The findings suggest childcare programs should be expanded beyond the historic focus of programs for preschool-age children to include older children who stand to gain considerably from greater adult supervision between the end of the school day and a parent's return from work, said Anna Aizer, assistant professor of economics, who led the research.
Aizer's study focused on behavioral problems among the largely unstudied school-age population because research has shown these outcomes are important predictors of success in the labor market. The data consisted of 3,726 children age 10 to 14, born to 2,161 mothers, and gathered from the National Longitudinal Survey of Youth Child-Mother file since 1988. Forthcoming in the Journal of Public Economics, the study is available online by accessing "articles in press" at www.sciencedirect.com/science/journal/00472727
Thirty-two percent of all children in the study reported engaging in any of the four behaviors: truancy, alcohol or drug use, theft, or hurting someone. The probability of engaging in each of the behaviors decreased significantly - by at least 23 percent - when a child was supervised after school.
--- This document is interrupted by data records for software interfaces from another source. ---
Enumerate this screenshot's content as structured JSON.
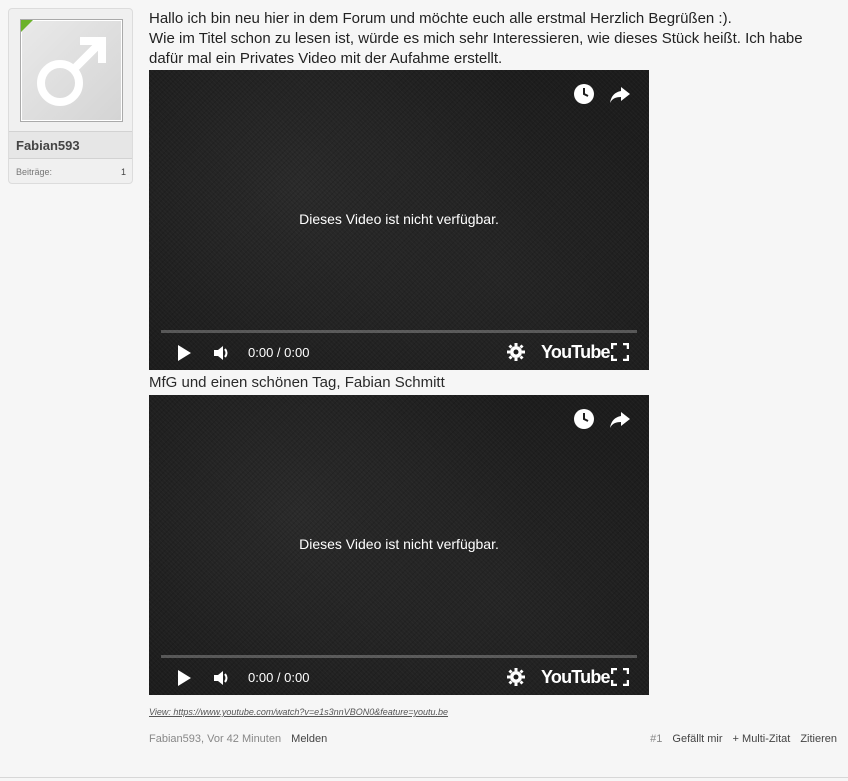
{
  "user": {
    "name": "Fabian593",
    "stats": {
      "label": "Beiträge:",
      "value": "1"
    }
  },
  "message": {
    "line1": "Hallo ich bin neu hier in dem Forum und möchte euch alle erstmal Herzlich Begrüßen :).",
    "line2": "Wie im Titel schon zu lesen ist, würde es mich sehr Interessieren, wie dieses Stück heißt. Ich habe",
    "line3": "dafür mal ein Privates Video mit der Aufahme erstellt.",
    "signature": "MfG und einen schönen Tag, Fabian Schmitt"
  },
  "videos": [
    {
      "unavailable_text": "Dieses Video ist nicht verfügbar.",
      "time": "0:00 / 0:00",
      "logo": "YouTube"
    },
    {
      "unavailable_text": "Dieses Video ist nicht verfügbar.",
      "time": "0:00 / 0:00",
      "logo": "YouTube"
    }
  ],
  "source_link": "View: https://www.youtube.com/watch?v=e1s3nnVBON0&feature=youtu.be",
  "footer": {
    "author_time": "Fabian593, Vor 42 Minuten",
    "report": "Melden",
    "post_number": "#1",
    "like": "Gefällt mir",
    "multi_quote": "+ Multi-Zitat",
    "quote": "Zitieren"
  },
  "colors": {
    "online": "#6bb22a",
    "video_bg": "#1c1c1c"
  }
}
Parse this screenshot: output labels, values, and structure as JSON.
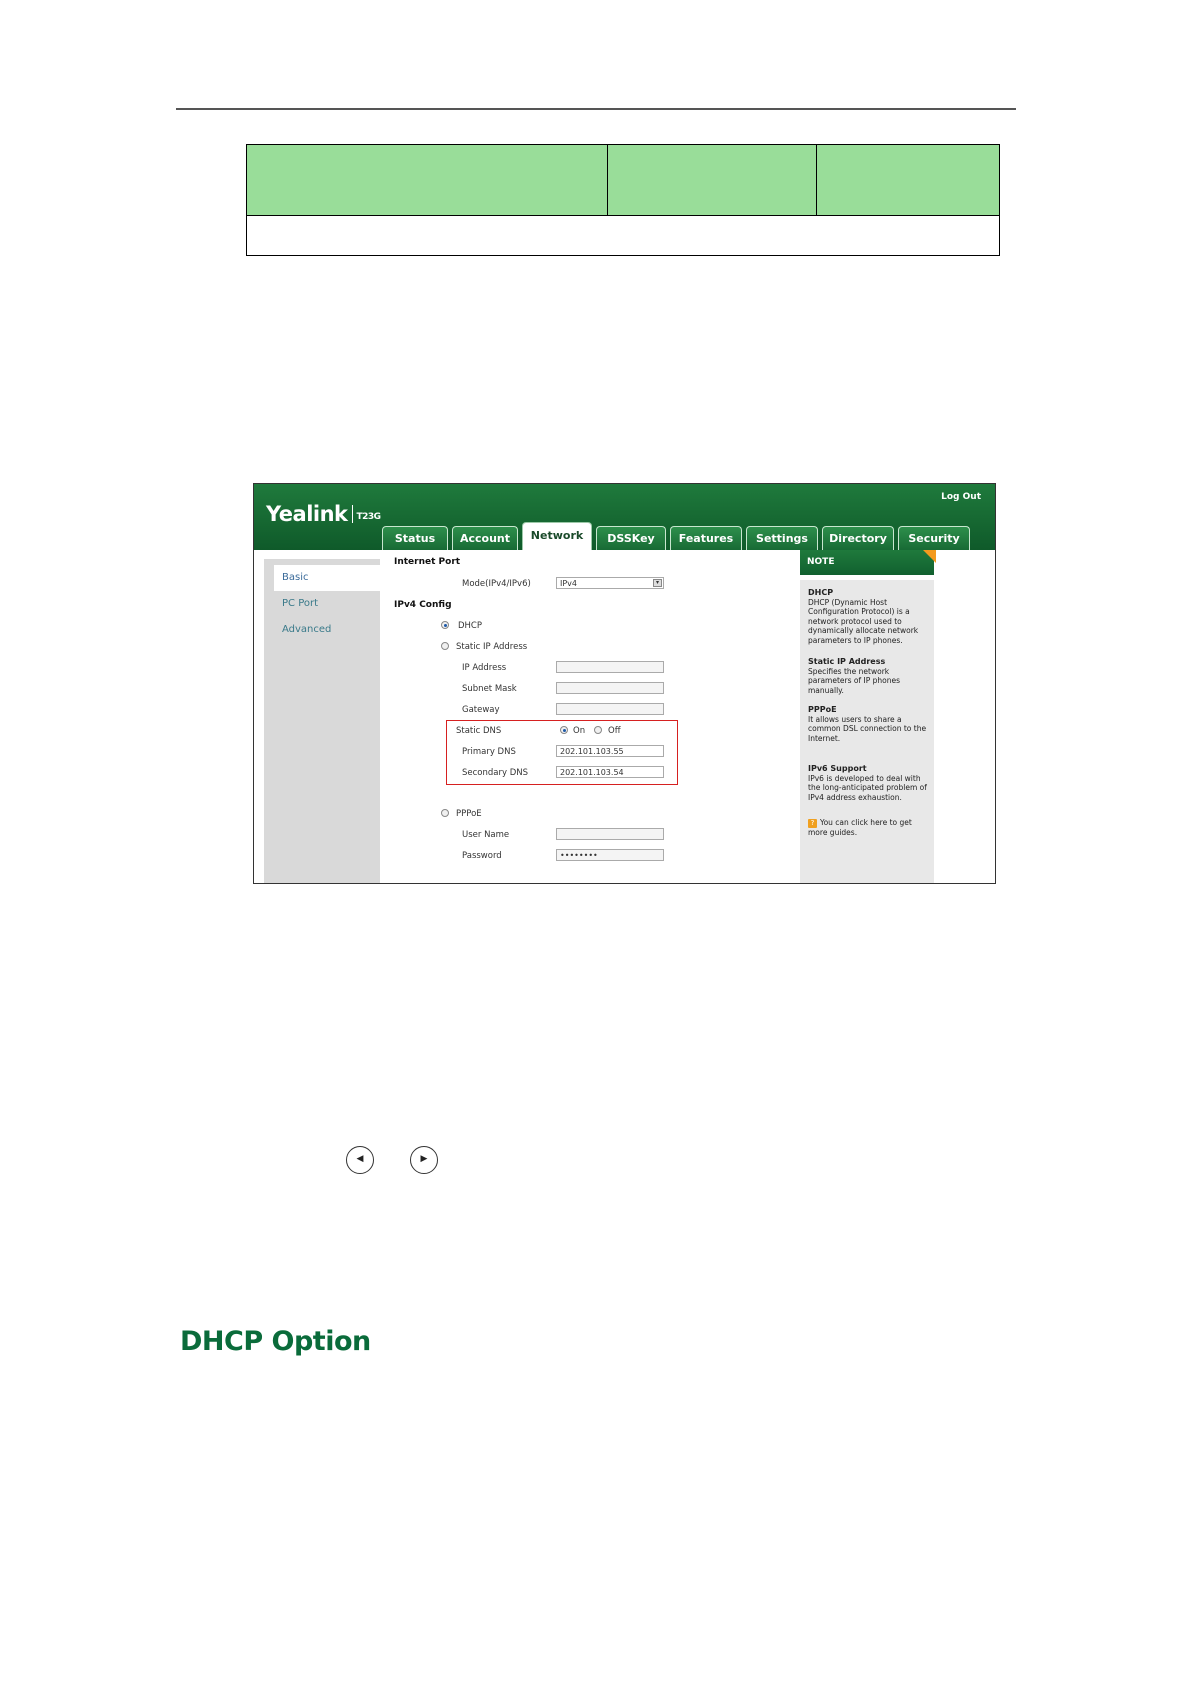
{
  "header_logo": {
    "brand": "Yealink",
    "model": "T23G"
  },
  "header": {
    "logout_label": "Log Out"
  },
  "tabs": [
    {
      "label": "Status"
    },
    {
      "label": "Account"
    },
    {
      "label": "Network"
    },
    {
      "label": "DSSKey"
    },
    {
      "label": "Features"
    },
    {
      "label": "Settings"
    },
    {
      "label": "Directory"
    },
    {
      "label": "Security"
    }
  ],
  "active_tab": "Network",
  "sidebar": {
    "items": [
      {
        "label": "Basic"
      },
      {
        "label": "PC Port"
      },
      {
        "label": "Advanced"
      }
    ]
  },
  "form": {
    "internet_port_label": "Internet Port",
    "mode_label": "Mode(IPv4/IPv6)",
    "mode_value": "IPv4",
    "ipv4_config_label": "IPv4 Config",
    "dhcp_label": "DHCP",
    "static_ip_label": "Static IP Address",
    "ip_address_label": "IP Address",
    "subnet_mask_label": "Subnet Mask",
    "gateway_label": "Gateway",
    "static_dns_label": "Static DNS",
    "on_label": "On",
    "off_label": "Off",
    "primary_dns_label": "Primary DNS",
    "primary_dns_value": "202.101.103.55",
    "secondary_dns_label": "Secondary DNS",
    "secondary_dns_value": "202.101.103.54",
    "pppoe_label": "PPPoE",
    "user_name_label": "User Name",
    "password_label": "Password",
    "password_value": "••••••••"
  },
  "note": {
    "title": "NOTE",
    "dhcp_title": "DHCP",
    "dhcp_text": "DHCP (Dynamic Host Configuration Protocol) is a network protocol used to dynamically allocate network parameters to IP phones.",
    "static_title": "Static IP Address",
    "static_text": "Specifies the network parameters of IP phones manually.",
    "pppoe_title": "PPPoE",
    "pppoe_text": "It allows users to share a common DSL connection to the Internet.",
    "ipv6_title": "IPv6 Support",
    "ipv6_text": "IPv6 is developed to deal with the long-anticipated problem of IPv4 address exhaustion.",
    "help_text": "You can click here to get more guides."
  },
  "section_heading": "DHCP Option",
  "colors": {
    "brand_green": "#1f7a3c",
    "table_header": "#99dd99",
    "highlight_red": "#d62020",
    "heading_green": "#0a6b3a"
  },
  "icons": {
    "left_key": "chevron-left-icon",
    "right_key": "chevron-right-icon"
  }
}
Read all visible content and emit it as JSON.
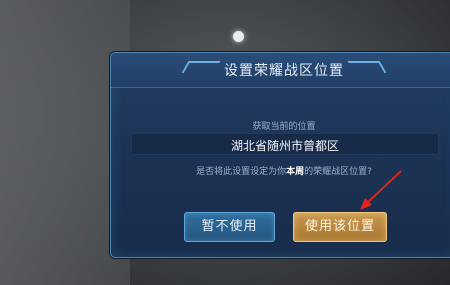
{
  "dialog": {
    "title": "设置荣耀战区位置",
    "current_label": "获取当前的位置",
    "location": "湖北省随州市曾都区",
    "question_prefix": "是否将此设置设定为你",
    "question_bold": "本周",
    "question_suffix": "的荣耀战区位置?",
    "cancel_label": "暂不使用",
    "confirm_label": "使用该位置"
  },
  "colors": {
    "accent_blue": "#5da7d6",
    "confirm_gold": "#c99a52",
    "arrow_red": "#e0241b"
  }
}
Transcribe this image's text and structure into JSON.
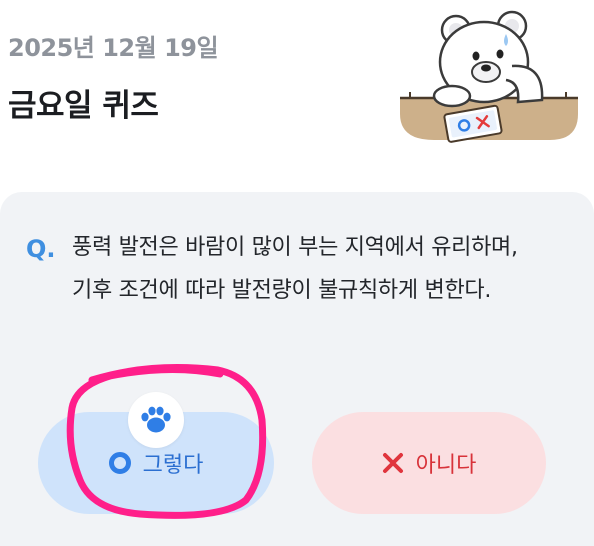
{
  "header": {
    "date": "2025년 12월 19일",
    "title": "금요일 퀴즈"
  },
  "mascot": {
    "icon": "bear-mascot-icon",
    "card_text": "OX"
  },
  "quiz": {
    "q_label": "Q.",
    "question": "풍력 발전은 바람이 많이 부는 지역에서 유리하며, 기후 조건에 따라 발전량이 불규칙하게 변한다.",
    "yes_label": "그렇다",
    "no_label": "아니다"
  },
  "colors": {
    "accent_blue": "#2f7ee6",
    "accent_red": "#d8333a",
    "annotation_pink": "#ff1f8a"
  }
}
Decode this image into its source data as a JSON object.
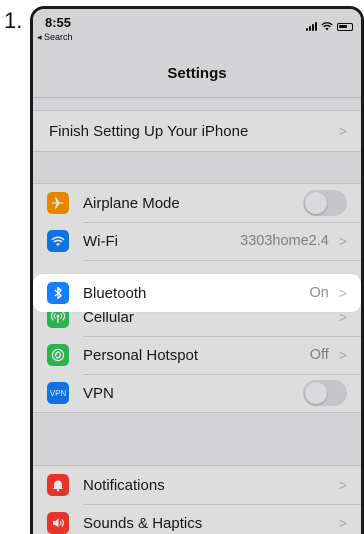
{
  "step_number": "1.",
  "status_bar": {
    "time": "8:55",
    "back_label": "◂ Search"
  },
  "nav": {
    "title": "Settings"
  },
  "finish_setup": {
    "label": "Finish Setting Up Your iPhone"
  },
  "connectivity": [
    {
      "label": "Airplane Mode",
      "icon": "airplane-icon",
      "color": "#ff9500",
      "control": "toggle",
      "value": ""
    },
    {
      "label": "Wi-Fi",
      "icon": "wifi-icon",
      "color": "#147efb",
      "control": "chevron",
      "value": "3303home2.4"
    },
    {
      "label": "Bluetooth",
      "icon": "bluetooth-icon",
      "color": "#147efb",
      "control": "chevron",
      "value": "On"
    },
    {
      "label": "Cellular",
      "icon": "antenna-icon",
      "color": "#34c759",
      "control": "chevron",
      "value": ""
    },
    {
      "label": "Personal Hotspot",
      "icon": "hotspot-icon",
      "color": "#34c759",
      "control": "chevron",
      "value": "Off"
    },
    {
      "label": "VPN",
      "icon": "vpn-icon",
      "color": "#147efb",
      "control": "toggle",
      "value": ""
    }
  ],
  "notifications_group": [
    {
      "label": "Notifications",
      "icon": "bell-icon",
      "color": "#ff3b30"
    },
    {
      "label": "Sounds & Haptics",
      "icon": "speaker-icon",
      "color": "#ff3b30"
    }
  ],
  "icon_text": {
    "vpn": "VPN"
  }
}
Even within the same family, when children are supervised they are less likely to engage in each of the behaviors than an unsupervised sibling, said Aizer.
In addition to the effect of supervision, some of the child and maternal characteristics also had a significant effect on whether or not children engaged in these behaviors. Males were more likely than females to engage in the behaviors; older children were more likely than the younger members of this age group to engage in the behaviors. Also, mothers without a high school diploma were more likely than those with a high school diploma to have children who engaged in any of the behaviors.
The findings controlled for unobserved family or maternal characteristics that may be correlated with child behavior, such as parental permissiveness.
In this study, 25 percent of all children age 10 to 14 reported that an adult was not usually present when they returned from school. Previous research has found that employed parents use a variety of after-school childcare arrangements for children age 5 to 14, the most common of which is in-home care by a non-parent.
The demand for after-school childcare has increased with the number women working outside of the home. Estimates from the U.S. Census Bureau indicate that 78 percent of women with school-age children were in the labor force in 1999, compared to 33 percent in 1950.
In addition, the number of single mothers who work recently increased as a result of state welfare reform efforts that began in the mid-90s. Between 1994 and 1998, welfare caseloads dropped by 48 percent, and the proportion of unmarried female family heads with dependent children rose from 66 to 78 percent, further increasing the need for childcare among low-income families.
The study was supported by the Social Science Research Council's Program in Applied Economics.